The Lathe of Heaven, first published in 1971, is one of Le Guin's better known novels. It was nominated for both the Nebula and Hugo awards and there have been quite a few reissues over the years. My copy is part of the Gollancz SF Masterworks series, number 44 to be precise. It is one of three works by Le Guin that are currently part of their selection. I read The Dispossessed a while ago. There's also a hardcover edition of The Left Hand of Darkness but that one appears to be out of print. The Lathe of Heaven is not part of Le Guin's Hainish cycle, as far as I can tell it is a standalone. There are two adaptations for television of this novel. I've seen neither but it's pretty hard to imagine how they could possibly live up to the standard of the book.
The mild mannered, unremarkable man George Orr has a frightening talent. Once in a while he wakes up after a particularly vivid dream and finds the world changed according to his dream. Frightened by the changes he makes to reality and his lack of control over them, Orr tries drugs to suppress the dream. Soon he is caught for exceeding his allotment and forced to undergo therapy for substance abuse. His psychiatrist is Dr. William Haber, a man specialized in dreams and well known for his research in the field. When George is sent to him, Haber is working on a machine that makes it possible to help a patient achieve the phase in which he or she dreams quicker than waiting for the natural cycle to take it's course. Haber is sceptical of George's claims but when he sees the differences George causes during a therapy session he begins to see the possibilities. Both for his personal advancement and improving the sorry state the world is in.

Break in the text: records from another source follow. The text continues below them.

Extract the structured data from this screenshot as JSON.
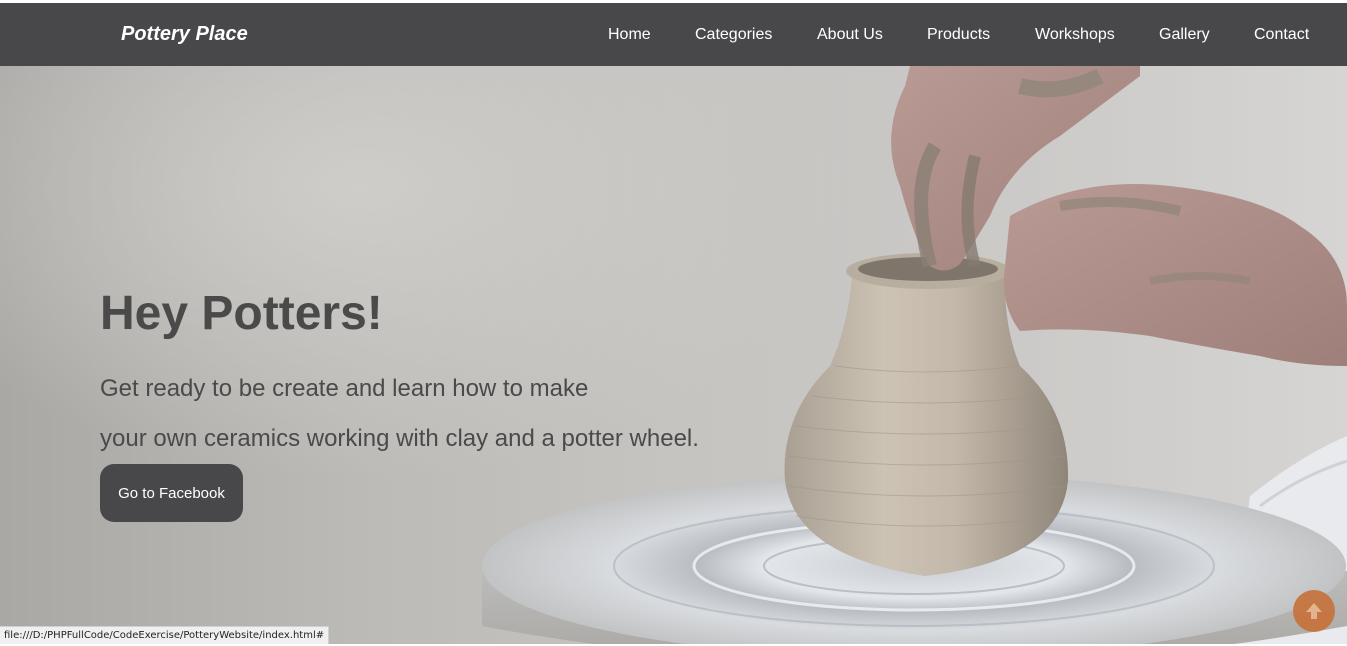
{
  "navbar": {
    "brand": "Pottery Place",
    "items": [
      {
        "label": "Home"
      },
      {
        "label": "Categories"
      },
      {
        "label": "About Us"
      },
      {
        "label": "Products"
      },
      {
        "label": "Workshops"
      },
      {
        "label": "Gallery"
      },
      {
        "label": "Contact"
      }
    ]
  },
  "hero": {
    "title": "Hey Potters!",
    "line1": "Get ready to be create and learn how to make",
    "line2": "your own ceramics working with clay and a potter wheel.",
    "button_label": "Go to Facebook"
  },
  "status_bar": {
    "url": "file:///D:/PHPFullCode/CodeExercise/PotteryWebsite/index.html#"
  },
  "icons": {
    "scroll_top": "arrow-up-icon"
  },
  "colors": {
    "navbar_bg": "#48484a",
    "button_bg": "#48484a",
    "scroll_top_bg": "#c6733c",
    "text_dark": "#4a4a4a"
  }
}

Describing the future (well, back then anyway, as near as I can figure out the story is set in 2002) the novel is set in is a bit of a problem. It keeps changing on the reader. One of the constants however is an extremely rapid warming of the earth due to the greenhouse effect. When we first meet George, he lives in a world he shares with seven billion other people. Not too far from the real figure in 2002, I think we had just over six billion that year. It suffers from severe shortages. Just about all resources the collapsed ecosystem can provide go into food production and it is not enough to properly feed everybody. Le Guin was obviously not optimistic about the effects humans were having on the planet. It's always a little odd to read science fiction that features a collapse at a point we've already passed. Still, looking form a 1970 point of view, the rapid rise of dependency on automobiles, worsening of the air quality and the huge expansion of the US highway network did provide valid reasons for concern. Le Guin's timing might have been off but we might still be heading in the direction she describes.

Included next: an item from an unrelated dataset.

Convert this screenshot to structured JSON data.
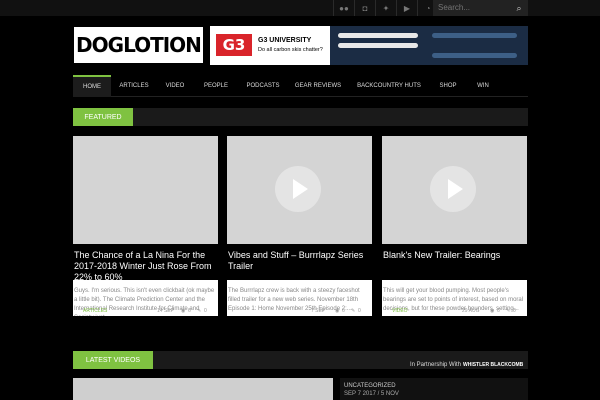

In essence, The Lathe of Heaven is a novel of two conflicting world views. While Haber feels that the world can be drastically improved and that since he has the means to do so, it is perfectly all right to change it according to his own wishes, George feels he is being used and that it is not for him to decide what the world should look like. Haber feels the world can be perfected, turned into utopia, George would accept it as it is. I guess George's view is mostly based on the Taoistic teachings that clearly influenced the novel. The title for instance, is taken from the Tao Te Ching. It turns out the be an incorrect translation but Le Guin didn't know that at the time. Haber's stance is a bit harder to pin down, Wikipedia suggests it is a positivist position he takes. I will take their word for it.

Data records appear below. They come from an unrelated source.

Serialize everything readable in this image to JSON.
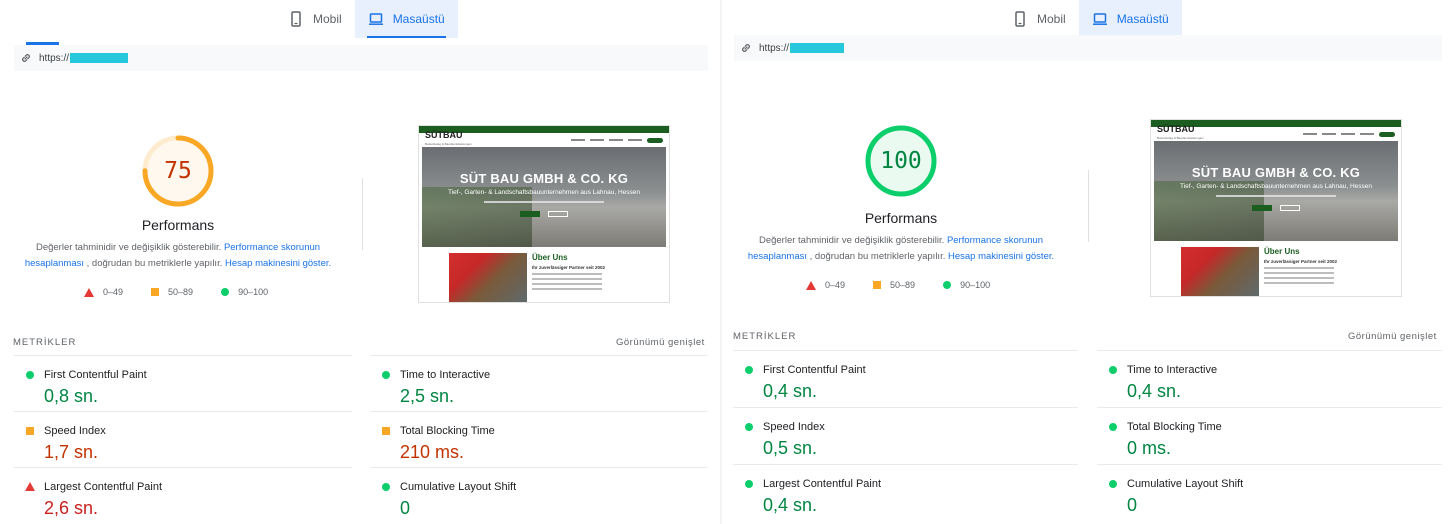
{
  "colors": {
    "good": "#0cce6b",
    "average": "#f9a825",
    "poor": "#e53935",
    "accent": "#1a73e8"
  },
  "tabs": {
    "mobile_label": "Mobil",
    "desktop_label": "Masaüstü"
  },
  "url_prefix": "https://",
  "shared": {
    "desc_text_1": "Değerler tahminidir ve değişiklik gösterebilir.",
    "desc_link_1": "Performance skorunun hesaplanması",
    "desc_text_2": ", doğrudan bu metriklerle yapılır.",
    "desc_link_2": "Hesap makinesini göster.",
    "legend": {
      "poor": "0–49",
      "average": "50–89",
      "good": "90–100"
    },
    "metrics_title": "METRİKLER",
    "expand_label": "Görünümü genişlet",
    "screenshot": {
      "logo": "SÜTBAU",
      "logo_sub": "Bodenbelag & Baudienstleistungen",
      "hero_title": "SÜT BAU GMBH & CO. KG",
      "hero_sub": "Tief-, Garten- & Landschaftsbauunternehmen aus Lahnau, Hessen",
      "section_title": "Über Uns",
      "section_sub": "Ihr zuverlässiger Partner seit 2002"
    }
  },
  "left": {
    "score": 75,
    "score_color": "#f9a825",
    "score_label": "Performans",
    "metrics": [
      {
        "name": "First Contentful Paint",
        "value": "0,8 sn.",
        "status": "good"
      },
      {
        "name": "Time to Interactive",
        "value": "2,5 sn.",
        "status": "good"
      },
      {
        "name": "Speed Index",
        "value": "1,7 sn.",
        "status": "average"
      },
      {
        "name": "Total Blocking Time",
        "value": "210 ms.",
        "status": "average"
      },
      {
        "name": "Largest Contentful Paint",
        "value": "2,6 sn.",
        "status": "poor"
      },
      {
        "name": "Cumulative Layout Shift",
        "value": "0",
        "status": "good"
      }
    ]
  },
  "right": {
    "score": 100,
    "score_color": "#0cce6b",
    "score_label": "Performans",
    "metrics": [
      {
        "name": "First Contentful Paint",
        "value": "0,4 sn.",
        "status": "good"
      },
      {
        "name": "Time to Interactive",
        "value": "0,4 sn.",
        "status": "good"
      },
      {
        "name": "Speed Index",
        "value": "0,5 sn.",
        "status": "good"
      },
      {
        "name": "Total Blocking Time",
        "value": "0 ms.",
        "status": "good"
      },
      {
        "name": "Largest Contentful Paint",
        "value": "0,4 sn.",
        "status": "good"
      },
      {
        "name": "Cumulative Layout Shift",
        "value": "0",
        "status": "good"
      }
    ]
  }
}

It is easy to think of Haber as a power hungry megalomaniac, and while he does develop some dangerous traits of the course of the novel, George would be the first to tell you he isn't. He's extrovert, confident in his abilities and even more confident that he sees right though his patients. In George's case at least, he doesn't. He thinks of George as someone who lacks initiative, who can be easily persuaded to go along with whatever Haber thinks best. It's a great contrast with the George the reader gets to see. A man who is perhaps not very quick in making up his mind about things, but does have a good sense of right and wrong. He also has the backbone to do something about it despite the fact that he is forced to undergo Haber's treatment. Le Guin provides ample food for thought with these two contrasting characters and the motivations that drive them.
As the novel progresses and more changes are made to the world, it atmosphere becomes more dreamlike. Without the context it is hard to tell of George is awake or dreaming in some passages. The world becomes less desperate, more controlled but also surreal to an extend. You can't deny that some of the world's problems are taken care of, but there is also a sense of loss and wrongness about the whole situation that keeps building towards the end of the novel. It definitely makes you think twice about wanting to change the world, consequences of actions and illusions of control and, for that matter, about whether or not George actually needs treatment.
Like previous books by Le Guin I've read, I found The Lathe of Heaven a thought-provoking read. Like with The Dispossessed I needed some time to process what I'd just read. Its a short work by today's standards but a pretty intense read. One than made me wonder why on earth I hadn't read more by this author long ago. This book is rightfully considered a classic of the genre. It's forty years old by now but it aged more gracefully than many of its contemporaries. To me, it feels like a book that will continue to find new readers. In fact, I recommend you give it a try.
Title: The Lathe of Heaven
Author: Ursula K. Le Guin
Format: Mass Market Paperback
First published: 1971